The UNFPA Country Representative, Dr Eugene Kongnyuy, made the assertion at a two-day inception workshop and steering committee meeting for the project: “Addressing gaps in Gender Based Violence and Harmful Traditional Practices in Nigeria’’.
Kongnyuy said that UNFPA and other partners would continue to support Nigeria in addressing the girl-child marriage, early pregnancy and as well strengthen timely access to skilled birth attendance and emergency obstetric care.
He said the agency would continue to advocate that every pregnant woman must have a skilled birth attendant such as nurse, midwife or doctor assisting her during child birth.
“A pregnant woman must also have timely access to specialised care if complications should occur.
“Every young person must have access to critical sexual and reproductive health information and services without prejudice,’’ Kongnyuy said.
The UNFPA country representative commended the Canadian Government, through the Global Affairs Canada, for funding the three-year-old project aimed at reducing the prevalence of sexual gender-based violence.
According to him, other focus of the project include child early and forced marriage, obstetric fistula, female genital mutilation and cutting as well as other harmful traditional practices.

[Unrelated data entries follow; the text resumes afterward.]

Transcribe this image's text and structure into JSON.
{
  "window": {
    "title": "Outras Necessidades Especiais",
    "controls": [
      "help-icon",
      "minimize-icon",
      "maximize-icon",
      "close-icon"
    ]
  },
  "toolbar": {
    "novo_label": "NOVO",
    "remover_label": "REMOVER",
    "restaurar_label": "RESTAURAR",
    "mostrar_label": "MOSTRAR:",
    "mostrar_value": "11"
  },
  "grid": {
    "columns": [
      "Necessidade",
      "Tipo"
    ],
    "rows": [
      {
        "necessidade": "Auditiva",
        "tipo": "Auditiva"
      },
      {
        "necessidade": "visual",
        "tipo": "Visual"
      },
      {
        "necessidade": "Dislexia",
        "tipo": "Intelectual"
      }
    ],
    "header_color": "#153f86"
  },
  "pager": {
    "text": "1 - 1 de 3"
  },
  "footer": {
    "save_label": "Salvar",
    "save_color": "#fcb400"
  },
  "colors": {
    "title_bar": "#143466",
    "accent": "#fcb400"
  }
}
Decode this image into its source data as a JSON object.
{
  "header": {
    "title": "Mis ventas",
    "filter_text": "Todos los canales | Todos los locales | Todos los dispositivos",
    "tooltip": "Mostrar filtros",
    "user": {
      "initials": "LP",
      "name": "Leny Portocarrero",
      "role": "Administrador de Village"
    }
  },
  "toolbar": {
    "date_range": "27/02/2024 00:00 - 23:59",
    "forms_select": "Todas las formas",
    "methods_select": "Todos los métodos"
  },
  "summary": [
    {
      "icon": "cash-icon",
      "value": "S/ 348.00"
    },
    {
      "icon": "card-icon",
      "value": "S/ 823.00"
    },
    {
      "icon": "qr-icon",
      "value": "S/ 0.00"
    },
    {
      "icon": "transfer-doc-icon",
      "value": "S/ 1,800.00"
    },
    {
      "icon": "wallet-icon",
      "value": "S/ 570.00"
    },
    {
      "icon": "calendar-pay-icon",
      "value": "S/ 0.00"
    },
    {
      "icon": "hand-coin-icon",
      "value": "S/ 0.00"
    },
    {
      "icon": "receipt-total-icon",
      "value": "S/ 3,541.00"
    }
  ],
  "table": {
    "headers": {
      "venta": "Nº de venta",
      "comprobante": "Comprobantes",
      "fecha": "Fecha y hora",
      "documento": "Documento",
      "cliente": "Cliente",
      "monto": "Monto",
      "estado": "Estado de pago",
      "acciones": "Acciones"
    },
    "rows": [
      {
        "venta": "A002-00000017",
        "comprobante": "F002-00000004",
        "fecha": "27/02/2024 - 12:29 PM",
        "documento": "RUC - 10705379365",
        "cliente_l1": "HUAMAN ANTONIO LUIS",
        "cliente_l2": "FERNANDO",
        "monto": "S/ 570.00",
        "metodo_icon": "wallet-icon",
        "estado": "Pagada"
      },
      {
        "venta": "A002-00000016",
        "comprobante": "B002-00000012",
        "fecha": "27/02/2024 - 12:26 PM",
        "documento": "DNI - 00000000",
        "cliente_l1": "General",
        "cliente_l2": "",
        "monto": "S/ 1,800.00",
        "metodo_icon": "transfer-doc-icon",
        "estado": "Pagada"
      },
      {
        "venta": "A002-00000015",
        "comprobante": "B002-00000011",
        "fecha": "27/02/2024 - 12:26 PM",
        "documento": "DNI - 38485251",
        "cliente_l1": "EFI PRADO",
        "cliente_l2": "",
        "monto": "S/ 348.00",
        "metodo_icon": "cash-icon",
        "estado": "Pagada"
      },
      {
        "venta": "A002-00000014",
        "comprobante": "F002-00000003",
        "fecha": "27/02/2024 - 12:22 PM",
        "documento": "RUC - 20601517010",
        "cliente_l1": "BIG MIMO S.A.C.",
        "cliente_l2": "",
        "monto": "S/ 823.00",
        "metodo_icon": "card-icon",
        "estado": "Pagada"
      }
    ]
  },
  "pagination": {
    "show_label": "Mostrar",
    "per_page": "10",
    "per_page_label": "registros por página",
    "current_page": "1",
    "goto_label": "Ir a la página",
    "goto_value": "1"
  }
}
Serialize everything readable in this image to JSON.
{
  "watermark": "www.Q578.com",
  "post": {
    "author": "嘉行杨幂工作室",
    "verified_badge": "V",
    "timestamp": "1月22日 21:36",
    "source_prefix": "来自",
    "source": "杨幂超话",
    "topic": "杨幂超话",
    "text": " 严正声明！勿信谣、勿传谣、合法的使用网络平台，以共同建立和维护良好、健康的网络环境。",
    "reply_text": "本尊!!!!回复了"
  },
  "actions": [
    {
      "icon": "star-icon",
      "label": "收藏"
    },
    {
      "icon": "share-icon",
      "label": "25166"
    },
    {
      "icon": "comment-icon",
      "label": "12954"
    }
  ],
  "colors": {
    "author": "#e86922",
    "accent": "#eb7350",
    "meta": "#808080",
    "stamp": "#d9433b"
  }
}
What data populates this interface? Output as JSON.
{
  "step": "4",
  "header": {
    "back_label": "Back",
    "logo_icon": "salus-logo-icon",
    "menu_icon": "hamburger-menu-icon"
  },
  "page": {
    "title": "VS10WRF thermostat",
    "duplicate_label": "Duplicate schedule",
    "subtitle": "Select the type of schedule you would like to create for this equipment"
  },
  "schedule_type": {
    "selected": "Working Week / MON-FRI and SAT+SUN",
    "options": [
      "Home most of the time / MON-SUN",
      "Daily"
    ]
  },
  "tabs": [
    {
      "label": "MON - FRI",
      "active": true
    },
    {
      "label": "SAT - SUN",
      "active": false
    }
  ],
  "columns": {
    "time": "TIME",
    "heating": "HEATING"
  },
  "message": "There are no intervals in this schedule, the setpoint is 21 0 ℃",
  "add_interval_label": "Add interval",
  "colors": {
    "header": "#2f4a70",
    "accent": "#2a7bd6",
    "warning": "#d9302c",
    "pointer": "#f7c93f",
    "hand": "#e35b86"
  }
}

Kongnyuy said that the project would also create an enabling environment and provide treatment and care for affected women and girls in Nigeria.
He said that the project was in line with the UNFPA’s strategic direction of the three transformative goals of ending unmet needs for family planning, ending preventable maternal deaths and ending violence against women and girls.
“The project will significantly contribute to delaying child marriage and closing the rising unmet needs for family planning in Sokoto and Bauchi States.
“The project will reduce gender-based violence and harmful traditional practices against women and girls in Oyo State and reduce maternal deaths in the three states.
“UNFPA will leverage on its existing projects and programmes in Bauchi, Oyo and Sokoto States to address the recurring issue of sexual gender-based violence, female genital mutilation, child marriage and other harmful practices,’’ he said.
In her remarks, representative of the Director, International Cooperation Department, Federal Ministry of Budget and National Planning, Mrs Margret Dibigbo, said that violence against women was an epidemic which could not be ignored.
“ Government has realised that if investment in the girl-child was not made a priority, many girls will never be able to fulfill their potential and enjoy their human rights.
“This will translate into economic loss and foregone opportunities for growth and development.
“Government is willing to support any intervention that seek to address gender-based violence,’’ she said.